In many low-income countries, rural populations faced great difficulties from COVID-19. As a result of lockdowns, people lost their income, was forced to return home from jobs in cities, and some were unable to access enough food. Rural populations often rely heavily on forests and local natural resources for their survival, particularly during times of distress. However, increased forest use may also lead to degradation, threatening longer-term human welfare and other environmental objectives.
The COVID-19 pandemic and associated lockdowns increased food insecurity in many low-income countries. Forest products and other local natural resources play a critical role in household responses to many kinds of livelihood shocks; however, intensified forest use risks forest degradation.
The situation offered an unprecedented opportunity to study the role of forest policy interventions in helping to safeguard human wellbeing alongside other sustainable development goals during times of great rural distress.
Aim and method
This project aimed to study the role of forest policy in helping to promote more secure and sustainable livelihoods in the context of the present shock. To do so, we built on an existing large dataset on forest use in north India.
Specifically, we analyzed satellite imagery to better understand how increased forest use had altered land cover since the pandemic, develop strategies to detect interaction of people with forests through satellite-image analysis, and undertook a survey of 600 households to understand how forest use had changed during the pandemic.

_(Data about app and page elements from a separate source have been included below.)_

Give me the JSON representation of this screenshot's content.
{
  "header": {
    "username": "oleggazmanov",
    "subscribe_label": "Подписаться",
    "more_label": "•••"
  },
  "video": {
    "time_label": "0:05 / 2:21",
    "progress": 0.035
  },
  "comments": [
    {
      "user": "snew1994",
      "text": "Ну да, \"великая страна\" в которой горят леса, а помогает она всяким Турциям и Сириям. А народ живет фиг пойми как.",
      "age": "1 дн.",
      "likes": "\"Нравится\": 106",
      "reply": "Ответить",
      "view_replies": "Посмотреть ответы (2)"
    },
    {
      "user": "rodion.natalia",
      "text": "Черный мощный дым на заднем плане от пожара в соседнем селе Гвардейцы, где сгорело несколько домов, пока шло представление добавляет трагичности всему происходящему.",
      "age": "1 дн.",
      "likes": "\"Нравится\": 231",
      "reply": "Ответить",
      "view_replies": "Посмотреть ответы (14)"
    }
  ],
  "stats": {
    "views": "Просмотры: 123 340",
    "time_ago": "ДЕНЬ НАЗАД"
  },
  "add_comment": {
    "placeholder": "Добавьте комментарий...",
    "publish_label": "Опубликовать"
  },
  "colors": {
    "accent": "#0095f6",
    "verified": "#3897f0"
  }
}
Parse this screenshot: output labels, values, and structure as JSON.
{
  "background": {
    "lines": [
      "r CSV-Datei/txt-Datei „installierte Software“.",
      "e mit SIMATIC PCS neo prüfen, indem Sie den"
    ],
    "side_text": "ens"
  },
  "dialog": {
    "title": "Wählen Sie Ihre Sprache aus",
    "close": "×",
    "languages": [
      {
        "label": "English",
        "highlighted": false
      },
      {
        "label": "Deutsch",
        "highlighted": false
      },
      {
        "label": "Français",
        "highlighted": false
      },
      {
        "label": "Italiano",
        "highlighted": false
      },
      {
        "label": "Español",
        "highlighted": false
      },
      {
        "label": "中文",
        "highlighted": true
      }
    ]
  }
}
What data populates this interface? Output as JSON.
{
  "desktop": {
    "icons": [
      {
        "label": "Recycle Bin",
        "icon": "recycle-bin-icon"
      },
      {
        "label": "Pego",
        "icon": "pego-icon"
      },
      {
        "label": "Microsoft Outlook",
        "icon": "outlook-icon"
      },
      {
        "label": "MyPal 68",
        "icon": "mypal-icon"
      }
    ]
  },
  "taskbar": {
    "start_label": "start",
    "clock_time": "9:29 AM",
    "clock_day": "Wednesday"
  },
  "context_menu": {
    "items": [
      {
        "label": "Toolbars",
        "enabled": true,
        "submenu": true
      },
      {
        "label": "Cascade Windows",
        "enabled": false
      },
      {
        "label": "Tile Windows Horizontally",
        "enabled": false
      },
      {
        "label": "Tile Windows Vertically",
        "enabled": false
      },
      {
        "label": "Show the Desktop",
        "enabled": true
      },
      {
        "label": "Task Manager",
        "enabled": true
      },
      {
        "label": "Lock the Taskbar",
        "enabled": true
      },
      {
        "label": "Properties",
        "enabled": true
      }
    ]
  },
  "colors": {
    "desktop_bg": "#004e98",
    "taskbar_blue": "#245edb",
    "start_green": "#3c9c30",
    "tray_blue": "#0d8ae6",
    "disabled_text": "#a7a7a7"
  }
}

Toward that end, we collected new, time-sensitive data to build on a large existing dataset on forest use and policy interventions in Himachal Pradesh, India. Through analysis of satellite remote-sensing data, intensive livelihood surveys across 600 households, and systems modeling, we pursued the following specific objectives:
1) Quantitatively measure the extent of land-cover/land-use change (LC LUC ) within forest plantations during the C OVID-19 pandemic;
2) Remotely detect the interaction of people with forests as a quantitative measure of forest-plantation utilization;
3) Measure and understand the relationships between forestry policies, LC LU change, and rural livelihoods during the COVID-19 pandemic.
Results and expected societal values
This research contributed critical knowledge for building more resilient human-environment systems for recovery from the COVID-19 pandemic as well as other future livelihood threats resulting from climate change, market shock, and other stressors.
This knowledge is important for policy makers to devise strategies to recover from the COVID-19 pandemic as well as to confront many future challenges such as climate change, market shock, and other stressors.